Deutsche Bank has released a report arguing that the next decade could usher in the end of fiat currencies. Could their analysts be right? And what part does cryptocurrency have to play in that?
Did Fiat Money Create Inflation?
Imagine 2030, a special edition of Konzept, released by the research team at German banking giant Deutsche Bank, suggests that certain factors that have held the fiat money system together since the 1970s are beginning to weaken.
With the collapse of the gold-based Bretton Woods global monetary system in the early 1970s, national currencies became de-linked from precious commodities like gold.
It’s replacement, fiat money, was based on little more than trust in the government’s ability to maintain its value. The independence of fiat money from any inherent backing, however, introduced the problem of inflation.
Governments became free to print as much or as little money as they wanted in response to perceived economic needs. Society has become so attuned to the notion that prices always rise, that it is easy to forget that, save for rare events of upheaval, inflation did not significantly exist prior to fiat being freed from its commodity backing.
The chart below demonstrates a substantial spike in consumer prices from 1970 to the mid-80s:
Deutsche Bank suggests that the fifty-year fiat system that introduced inflation, and which took a financial meltdown to contain, has been held in check not by governments but by “a fortuitous set of global forces across multiple decades that have created sizeable natural offsetting disinflationary forces.”
The analysts suggest those forces are now under threat.
Have Central Bankers Baked Their Irrelevance into the Future?
In the latest, central banks are pursuing yet another round of interest rate cuts and quantitative easing programs that have been in place since the global financial crisis.
Inflation has not been a threat for over a decade, and remains under its two percent target levels in the US and Europe:
Lagarde: We expect ECB interest rates to remain at their present or lower levels until we have seen the inflation outlook robustly converge to a level sufficiently close to, but below, 2% within our projection horizon … (1/2)

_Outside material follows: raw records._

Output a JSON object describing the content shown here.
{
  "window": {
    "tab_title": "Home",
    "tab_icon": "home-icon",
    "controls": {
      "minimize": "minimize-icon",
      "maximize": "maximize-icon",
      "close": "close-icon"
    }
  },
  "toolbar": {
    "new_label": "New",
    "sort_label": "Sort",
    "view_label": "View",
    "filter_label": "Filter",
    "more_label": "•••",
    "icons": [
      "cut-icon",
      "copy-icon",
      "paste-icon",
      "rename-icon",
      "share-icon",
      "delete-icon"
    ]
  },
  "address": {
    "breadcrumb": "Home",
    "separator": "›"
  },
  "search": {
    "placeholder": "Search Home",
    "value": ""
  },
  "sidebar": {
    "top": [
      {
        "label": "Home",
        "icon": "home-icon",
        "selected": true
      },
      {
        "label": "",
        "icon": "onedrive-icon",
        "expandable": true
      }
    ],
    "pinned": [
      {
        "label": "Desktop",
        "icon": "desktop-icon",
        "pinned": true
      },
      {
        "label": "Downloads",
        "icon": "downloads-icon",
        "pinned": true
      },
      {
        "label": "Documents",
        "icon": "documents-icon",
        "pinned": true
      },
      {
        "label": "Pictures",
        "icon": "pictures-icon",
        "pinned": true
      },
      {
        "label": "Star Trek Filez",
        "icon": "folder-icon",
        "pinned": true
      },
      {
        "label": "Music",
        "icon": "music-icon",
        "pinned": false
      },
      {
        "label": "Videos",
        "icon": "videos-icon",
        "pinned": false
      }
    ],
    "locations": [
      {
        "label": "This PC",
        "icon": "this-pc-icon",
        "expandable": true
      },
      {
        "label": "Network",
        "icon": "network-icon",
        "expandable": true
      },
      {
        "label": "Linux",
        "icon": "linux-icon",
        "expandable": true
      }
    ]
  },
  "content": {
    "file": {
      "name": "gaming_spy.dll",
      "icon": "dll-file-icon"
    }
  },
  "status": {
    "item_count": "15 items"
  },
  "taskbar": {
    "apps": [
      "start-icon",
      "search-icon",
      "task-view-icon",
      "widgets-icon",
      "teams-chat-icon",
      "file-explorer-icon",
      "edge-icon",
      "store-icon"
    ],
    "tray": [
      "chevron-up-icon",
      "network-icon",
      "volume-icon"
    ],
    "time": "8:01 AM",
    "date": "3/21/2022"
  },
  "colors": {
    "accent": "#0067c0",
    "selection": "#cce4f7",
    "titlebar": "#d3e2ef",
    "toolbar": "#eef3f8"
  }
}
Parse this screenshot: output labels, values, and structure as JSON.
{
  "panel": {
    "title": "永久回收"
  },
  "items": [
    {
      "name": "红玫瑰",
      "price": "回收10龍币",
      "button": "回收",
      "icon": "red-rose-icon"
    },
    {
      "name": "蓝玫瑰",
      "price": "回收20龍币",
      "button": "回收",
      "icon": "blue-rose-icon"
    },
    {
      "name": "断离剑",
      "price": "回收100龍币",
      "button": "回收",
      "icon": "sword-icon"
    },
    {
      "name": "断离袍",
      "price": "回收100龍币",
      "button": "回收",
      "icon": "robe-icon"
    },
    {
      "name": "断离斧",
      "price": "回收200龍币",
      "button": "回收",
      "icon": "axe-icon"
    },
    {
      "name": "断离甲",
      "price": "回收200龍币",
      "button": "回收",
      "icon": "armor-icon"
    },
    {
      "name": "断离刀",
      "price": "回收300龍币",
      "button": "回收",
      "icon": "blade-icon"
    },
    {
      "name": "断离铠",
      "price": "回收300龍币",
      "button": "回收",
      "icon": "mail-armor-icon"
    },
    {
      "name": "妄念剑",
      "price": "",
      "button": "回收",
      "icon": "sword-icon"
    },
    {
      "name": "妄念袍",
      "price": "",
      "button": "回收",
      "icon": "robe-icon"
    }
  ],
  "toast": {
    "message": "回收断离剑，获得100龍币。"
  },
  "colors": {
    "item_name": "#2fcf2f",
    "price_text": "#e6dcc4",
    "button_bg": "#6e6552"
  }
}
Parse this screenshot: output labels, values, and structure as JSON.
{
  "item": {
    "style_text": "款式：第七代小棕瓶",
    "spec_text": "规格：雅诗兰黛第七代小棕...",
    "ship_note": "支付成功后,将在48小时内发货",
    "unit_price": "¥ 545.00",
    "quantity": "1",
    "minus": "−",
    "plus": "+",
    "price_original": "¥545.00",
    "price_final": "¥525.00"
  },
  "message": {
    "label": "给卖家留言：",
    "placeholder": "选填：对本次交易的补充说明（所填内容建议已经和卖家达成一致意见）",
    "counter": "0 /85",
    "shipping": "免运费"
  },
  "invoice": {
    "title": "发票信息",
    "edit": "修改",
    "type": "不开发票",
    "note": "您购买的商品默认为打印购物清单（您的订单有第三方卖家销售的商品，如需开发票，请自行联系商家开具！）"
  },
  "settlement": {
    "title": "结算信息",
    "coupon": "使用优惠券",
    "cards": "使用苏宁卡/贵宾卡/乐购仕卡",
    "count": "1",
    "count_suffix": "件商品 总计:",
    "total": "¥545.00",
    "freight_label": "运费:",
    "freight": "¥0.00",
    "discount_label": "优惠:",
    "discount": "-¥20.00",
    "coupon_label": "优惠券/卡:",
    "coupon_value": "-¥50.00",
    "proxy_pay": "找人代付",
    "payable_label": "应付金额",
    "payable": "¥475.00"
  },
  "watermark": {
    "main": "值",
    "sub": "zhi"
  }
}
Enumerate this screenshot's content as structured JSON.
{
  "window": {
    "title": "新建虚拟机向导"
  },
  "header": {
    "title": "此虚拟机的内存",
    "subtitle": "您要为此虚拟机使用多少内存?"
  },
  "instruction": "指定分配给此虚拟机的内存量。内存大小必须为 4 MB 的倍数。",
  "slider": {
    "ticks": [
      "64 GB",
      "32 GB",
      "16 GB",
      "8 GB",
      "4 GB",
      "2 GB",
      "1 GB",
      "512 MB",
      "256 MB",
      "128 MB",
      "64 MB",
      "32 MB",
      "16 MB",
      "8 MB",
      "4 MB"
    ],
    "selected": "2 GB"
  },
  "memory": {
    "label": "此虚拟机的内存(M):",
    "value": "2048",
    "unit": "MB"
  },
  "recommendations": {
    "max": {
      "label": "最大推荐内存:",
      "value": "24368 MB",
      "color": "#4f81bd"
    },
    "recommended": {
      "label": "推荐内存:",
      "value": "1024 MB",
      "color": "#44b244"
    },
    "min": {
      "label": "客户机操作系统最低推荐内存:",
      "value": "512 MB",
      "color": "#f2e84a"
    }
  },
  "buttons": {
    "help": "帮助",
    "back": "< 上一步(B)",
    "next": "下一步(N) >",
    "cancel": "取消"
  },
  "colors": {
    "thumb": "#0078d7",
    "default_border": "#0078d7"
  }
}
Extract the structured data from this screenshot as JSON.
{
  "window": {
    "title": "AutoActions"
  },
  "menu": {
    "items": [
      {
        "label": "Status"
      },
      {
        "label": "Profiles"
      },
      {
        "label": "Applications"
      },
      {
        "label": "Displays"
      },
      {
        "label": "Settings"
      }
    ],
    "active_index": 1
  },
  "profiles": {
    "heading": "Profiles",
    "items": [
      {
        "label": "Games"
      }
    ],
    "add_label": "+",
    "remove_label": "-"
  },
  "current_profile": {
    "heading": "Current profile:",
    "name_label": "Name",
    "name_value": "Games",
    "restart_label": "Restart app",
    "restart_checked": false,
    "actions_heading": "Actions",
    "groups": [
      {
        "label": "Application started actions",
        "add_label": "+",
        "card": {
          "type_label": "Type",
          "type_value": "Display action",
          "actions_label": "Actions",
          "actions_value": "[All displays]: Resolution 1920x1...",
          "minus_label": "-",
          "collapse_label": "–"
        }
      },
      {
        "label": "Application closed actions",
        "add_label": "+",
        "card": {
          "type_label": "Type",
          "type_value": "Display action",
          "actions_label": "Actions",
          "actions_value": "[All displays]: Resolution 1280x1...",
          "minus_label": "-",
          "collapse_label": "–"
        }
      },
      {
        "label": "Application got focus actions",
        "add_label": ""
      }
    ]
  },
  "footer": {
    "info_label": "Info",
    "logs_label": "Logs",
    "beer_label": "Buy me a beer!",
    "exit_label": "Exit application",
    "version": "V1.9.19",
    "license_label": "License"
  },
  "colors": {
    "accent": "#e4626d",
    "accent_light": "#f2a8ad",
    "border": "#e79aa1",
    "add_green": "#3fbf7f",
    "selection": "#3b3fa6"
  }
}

— European Central Bank (@ecb) December 12, 2019
Given low inflation risks and sluggish economic growth, central bankers worldwide are doing what they can to stimulate growth by making money cheap. But after a decade of failure to stimulate projected growth levels, is their arsenal ill-equipped for the job in an increasingly interconnected world?
Deutsche Bank argues that globalization, deregulation, and demographic shifts since the 1980s have had more to do with keeping inflation in check than central banks. Citing China’s integration into the global marketplace, economies worldwide have benefited from a range of downward forces on prices: a surging labor force, the export of deflation through low production costs from the emerging world to the developed world, and labor’s declining share of GDP.
China’s capacity to produce goods cheaply has caused a stagnation in wages in the developed world. That has meant keeping inflation at bay has been easy. With demographics pointing to smaller working age populations over the next few decades, however, labor costs look set to rise.
Given the increasingly popular belief that monetary policy is losing its effectiveness for the working class and the growing threat of nationalism, governments may need to focus on lower income workers who feel globalization has left them behind. To do so, they may become forced to use fiscal, rather than monetary measures, to address economic concerns.
Without China and other industrializing nations continuing to place downward pressure on labor costs to offset the inflationary byproduct of fiscal stimulus, monetary debasement could re-emerge as a threat to economic stability.
The Beginning of the End of Fiat?
The World Bank recently issued a warning about unsustainable global debt levels.
Describing four waves of debt-fueled growth over the last fifty years, the group says the most recent, which began in 2010 in emerging and developing economies, “has already witnessed the largest, fastest and most broad-based increase in debt… total debt has risen by 54 percentage points of GDP to a historic peak of almost 170 percent of GDP in 2018.”
Total US debt sits at around 2,000% percent of GDP, according to some analysts. The Wall Street Journal measures the increase in global debt among governments, businesses, and households at 50 percent since the GFC.
Those debt levels mean central banks are reluctant to allow interest rates to creep up too high to offset the inflationary genie that fiscal stimuli would let out of the bottle.
With an entire global economy and its workforce facing a stark choice between runaway inflation or crippling interest rates and recession, a loss of faith in the fiat currency system could emerge.
Imagine a 2030 World without Fiat Money
If things play out as Deutsche Bank suggests they may, the trust in governments that underpins the non-pegged fiat system could be breached.
Cryptocurrency would stand to benefit from the end of fiat as more and more people seek a way to escape the unavoidable monetary debasement that inflation would cause and to preserve their wealth.
Many have also argued that aggressive monetary policy has benefited the rich at the expense of the poor. Its impact has been soaring property and stock prices, while everyday prices and real wage growth have been stagnant.
The perilous position the global economy now faces could mean a leveling out of the playing field and a chance to start afresh, with a new system that places trust in code, rather than politicians.
The end of fiat could be nigh, and demand for cryptocurrencies could surge as a result.